I have a complete distaste for the slogan “socialism or barbarism”, because people who raise it most vociferously, apparently hold to the idea barbarism is somehow a future prospective alternative to communism. Those who raise that slogan are only saying shit hasn’t gotten deep enough to make them close their mouths yet.
I just have one response: “For Christ’s sake don’t swallow, idiot!”
Capital’s power appears to be stable and solid. … the balance of forces appears to be weighted against the workers… and yet precisely at the points where capital’s power appears most dominant, we see how deeply it is penetrated by this menace, this threat of the working class.
Can I say Tronti cannot just be dismissed. His argument is very complex and rich; his argument in “Struggle Against Labor” is so absolutely precise and full it demands a reading. And, I think, Postone’s critique of Hardt points to a potential for synthesis of a reconstructed Marx’s value theory with autonomism or workerism. I want to explore that potential briefly by looking at Tronti’s argument in his piece, which, according to the poster at Libcom.org, is “One of the existing English language excerpts from Tronti’s influential book Operai e capitale”
A new article (PDF) by Postone is likely one of the best things written by a Marxist on this crisis.
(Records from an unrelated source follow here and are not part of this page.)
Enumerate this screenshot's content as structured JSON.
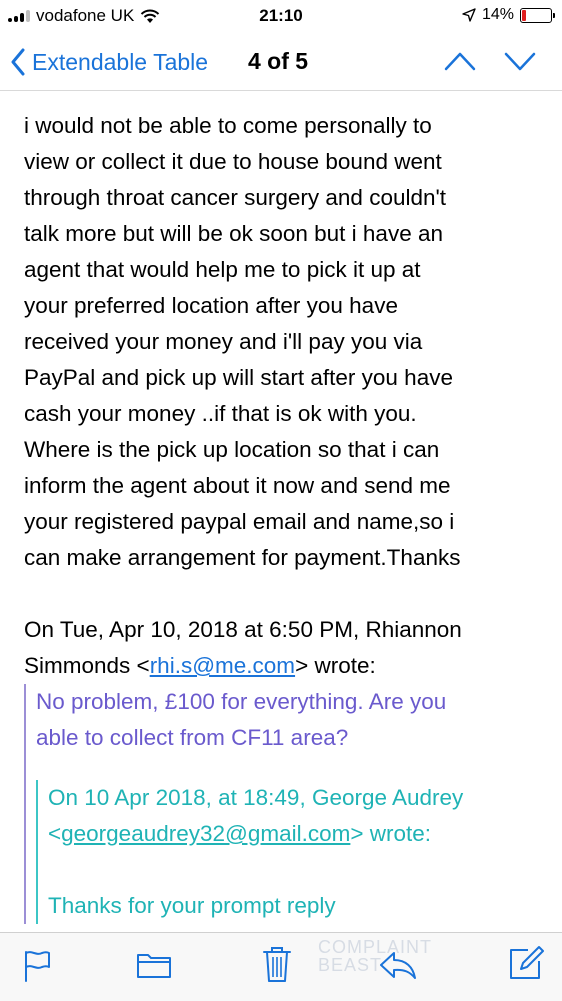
{
  "status_bar": {
    "carrier": "vodafone UK",
    "time": "21:10",
    "battery": "14%",
    "battery_level": 0.14
  },
  "nav": {
    "back_label": "Extendable Table",
    "counter": "4 of 5"
  },
  "message": {
    "lines": [
      "i would not be able to come personally to",
      "view or collect it due to house bound went",
      "through throat cancer surgery and couldn't",
      "talk more but will be ok soon  but i have an",
      "agent that would help me to pick it up at",
      "your preferred location after you have",
      "received your money and i'll pay you via",
      "PayPal and pick up will start after you have",
      "cash your money ..if that is ok with you.",
      "Where is the pick up location so that i can",
      "inform the agent about it now and send me",
      "your registered paypal email and name,so i",
      "can make arrangement for payment.Thanks"
    ],
    "attribution": {
      "line1": "On Tue, Apr 10, 2018 at 6:50 PM, Rhiannon",
      "line2_prefix": "Simmonds <",
      "email": "rhi.s@me.com",
      "line2_suffix": "> wrote:"
    },
    "quote1": {
      "lines": [
        "No problem, £100 for everything. Are you",
        "able to collect from CF11 area?"
      ]
    },
    "quote2": {
      "attribution_line1": "On 10 Apr 2018, at 18:49, George Audrey",
      "attribution_prefix": "<",
      "email": "georgeaudrey32@gmail.com",
      "attribution_suffix": "> wrote:",
      "text": "Thanks for your prompt reply"
    }
  },
  "toolbar": {
    "icons": [
      "flag-icon",
      "folder-icon",
      "trash-icon",
      "reply-icon",
      "compose-icon"
    ]
  },
  "watermark": {
    "line1": "COMPLAINT",
    "line2": "BEAST"
  },
  "colors": {
    "accent": "#1a73d9",
    "quote1": "#6a5acd",
    "quote2": "#1fb3b5",
    "battery_low": "#e02020"
  }
}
In the critical segment posted on Principia Dialectia, Postone critiques, and demystifies, Hardt’s concept of value. This critique of Hardt shows why Postone remains the single most insightful Marxist scholar today. His reconstruction of Marx’s labor theory of value is one of the single most important theoretical accomplishments of our time.
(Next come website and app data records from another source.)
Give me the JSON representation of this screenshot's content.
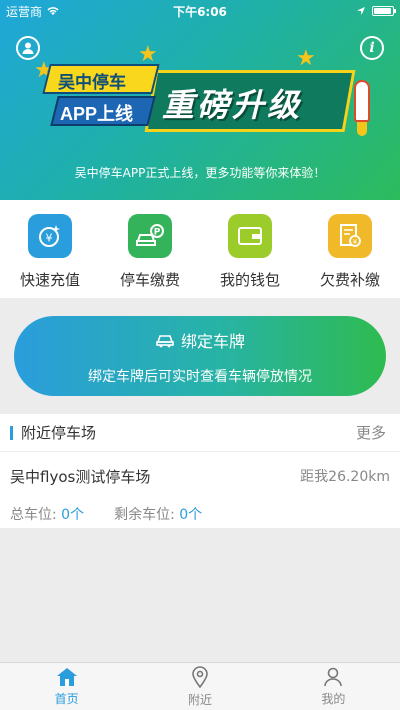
{
  "status_bar": {
    "carrier": "运营商",
    "time": "下午6:06"
  },
  "banner": {
    "ribbon_line1": "吴中停车",
    "ribbon_line2": "APP上线",
    "headline": "重磅升级",
    "subtitle": "吴中停车APP正式上线，更多功能等你来体验！"
  },
  "actions": [
    {
      "label": "快速充值",
      "icon": "yuan-recharge-icon",
      "color": "#2a9ddc"
    },
    {
      "label": "停车缴费",
      "icon": "car-parking-icon",
      "color": "#35b35a"
    },
    {
      "label": "我的钱包",
      "icon": "wallet-icon",
      "color": "#9ccc2a"
    },
    {
      "label": "欠费补缴",
      "icon": "bill-icon",
      "color": "#f0b92a"
    }
  ],
  "bind_card": {
    "title": "绑定车牌",
    "description": "绑定车牌后可实时查看车辆停放情况"
  },
  "nearby": {
    "title": "附近停车场",
    "more": "更多",
    "lot": {
      "name": "吴中flyos测试停车场",
      "distance": "距我26.20km",
      "total_label": "总车位:",
      "total_value": "0个",
      "free_label": "剩余车位:",
      "free_value": "0个"
    }
  },
  "tabs": [
    {
      "label": "首页",
      "icon": "home-icon",
      "active": true
    },
    {
      "label": "附近",
      "icon": "location-pin-icon",
      "active": false
    },
    {
      "label": "我的",
      "icon": "person-icon",
      "active": false
    }
  ],
  "colors": {
    "accent": "#2a9ddc",
    "green": "#2fbb4f"
  }
}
To understand the far-reaching significance of the argument Postone makes in this piece, substitute the term “socially necessary labor time” for the term “value”.
Skepoet interviewed me, covering a range of issues related to my core argument in my occupation of the Marxist Academy.
Or, why Zizek believed, ‘We must not succumb to the temptation to act’
Between Kliman’s critique of the Occupy movement, Ollman’s critique of Marx on working class consciousness and Zizek’s critique of Negri, I notice something of a pattern. Ollman in his piece, which I examined in my last blog, argues “between determining conditions and determined response is the class consciousness of the actors”. Action without this class consciousness is insufficient to accomplish the revolutionary project.
Similarly, in his 2001 critique of Negri, Zizek warns us not to yield to the temptation to act without questioning the hegemonic ideological coordinates because, as he argues,
“If, today, one follows a direct call to act, this act will not be performed in an empty space”.
The space within which we act is dominated by the “liberal-parliamentary consensus” where the only rule is “say and write whatever you want-on condition that what you do does not effectively question or disturb the predominant political consensus.” To act against existing social relations without calling into question the political expression of these social relations is not sufficient.